→ **The task**
Give back the records that follow exactly, images excluded.

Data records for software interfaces
━━━━━━━━━━━━━━━━━━━━━━━━━━━━━━

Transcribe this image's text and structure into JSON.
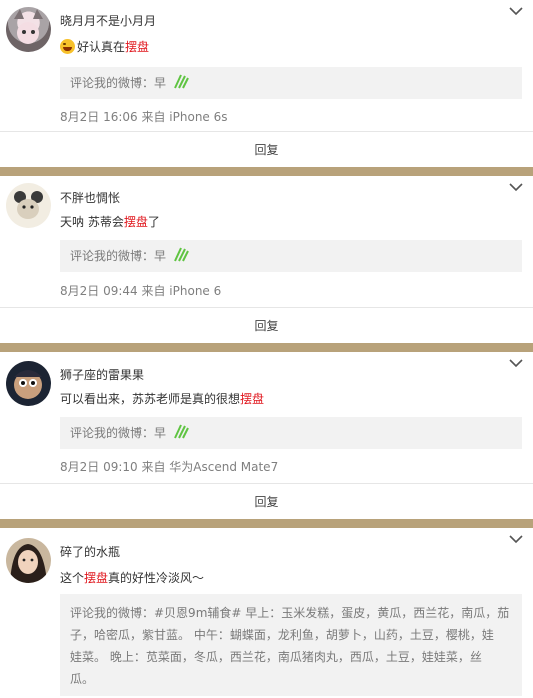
{
  "comments": [
    {
      "author": "晓月月不是小月月",
      "body_pre": "好认真在",
      "body_hl": "摆盘",
      "body_post": "",
      "quote_label": "评论我的微博：",
      "quote_text": "早",
      "meta": "8月2日 16:06 来自 iPhone 6s",
      "reply_label": "回复"
    },
    {
      "author": "不胖也惆怅",
      "body_pre": "天呐 苏蒂会",
      "body_hl": "摆盘",
      "body_post": "了",
      "quote_label": "评论我的微博：",
      "quote_text": "早",
      "meta": "8月2日 09:44 来自 iPhone 6",
      "reply_label": "回复"
    },
    {
      "author": "狮子座的雷果果",
      "body_pre": "可以看出来，苏苏老师是真的很想",
      "body_hl": "摆盘",
      "body_post": "",
      "quote_label": "评论我的微博：",
      "quote_text": "早",
      "meta": "8月2日 09:10 来自 华为Ascend Mate7",
      "reply_label": "回复"
    },
    {
      "author": "碎了的水瓶",
      "body_pre": "这个",
      "body_hl": "摆盘",
      "body_post": "真的好性冷淡风～",
      "quote_lines": [
        "评论我的微博：#贝恩9m辅食# 早上：玉米发糕，蛋皮，黄瓜，西兰花，南瓜，茄",
        "子，哈密瓜，紫甘蓝。 中午：蝴蝶面，龙利鱼，胡萝卜，山药，土豆，樱桃，娃",
        "娃菜。 晚上：苋菜面，冬瓜，西兰花，南瓜猪肉丸，西瓜，土豆，娃娃菜，丝",
        "瓜。"
      ]
    }
  ],
  "icons": {
    "more": "chevron-down-icon",
    "emoji_laugh": "laughing-emoji-icon",
    "emoji_zao": "zao-sticker-icon"
  },
  "colors": {
    "highlight": "#e0161d",
    "separator": "#b8a27a",
    "quote_bg": "#f2f2f2"
  }
}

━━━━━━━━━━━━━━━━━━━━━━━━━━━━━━

→ **The completed task**
Transcribe this image's text and structure into JSON.
{
  "comments": [
    {
      "author": "晓月月不是小月月",
      "body_pre": "好认真在",
      "body_hl": "摆盘",
      "body_post": "",
      "quote_label": "评论我的微博：",
      "quote_text": "早",
      "meta": "8月2日 16:06 来自 iPhone 6s",
      "reply_label": "回复"
    },
    {
      "author": "不胖也惆怅",
      "body_pre": "天呐 苏蒂会",
      "body_hl": "摆盘",
      "body_post": "了",
      "quote_label": "评论我的微博：",
      "quote_text": "早",
      "meta": "8月2日 09:44 来自 iPhone 6",
      "reply_label": "回复"
    },
    {
      "author": "狮子座的雷果果",
      "body_pre": "可以看出来，苏苏老师是真的很想",
      "body_hl": "摆盘",
      "body_post": "",
      "quote_label": "评论我的微博：",
      "quote_text": "早",
      "meta": "8月2日 09:10 来自 华为Ascend Mate7",
      "reply_label": "回复"
    },
    {
      "author": "碎了的水瓶",
      "body_pre": "这个",
      "body_hl": "摆盘",
      "body_post": "真的好性冷淡风～",
      "quote_lines": [
        "评论我的微博：#贝恩9m辅食# 早上：玉米发糕，蛋皮，黄瓜，西兰花，南瓜，茄",
        "子，哈密瓜，紫甘蓝。 中午：蝴蝶面，龙利鱼，胡萝卜，山药，土豆，樱桃，娃",
        "娃菜。 晚上：苋菜面，冬瓜，西兰花，南瓜猪肉丸，西瓜，土豆，娃娃菜，丝",
        "瓜。"
      ]
    }
  ],
  "icons": {
    "more": "chevron-down-icon",
    "emoji_laugh": "laughing-emoji-icon",
    "emoji_zao": "zao-sticker-icon"
  },
  "colors": {
    "highlight": "#e0161d",
    "separator": "#b8a27a",
    "quote_bg": "#f2f2f2"
  }
}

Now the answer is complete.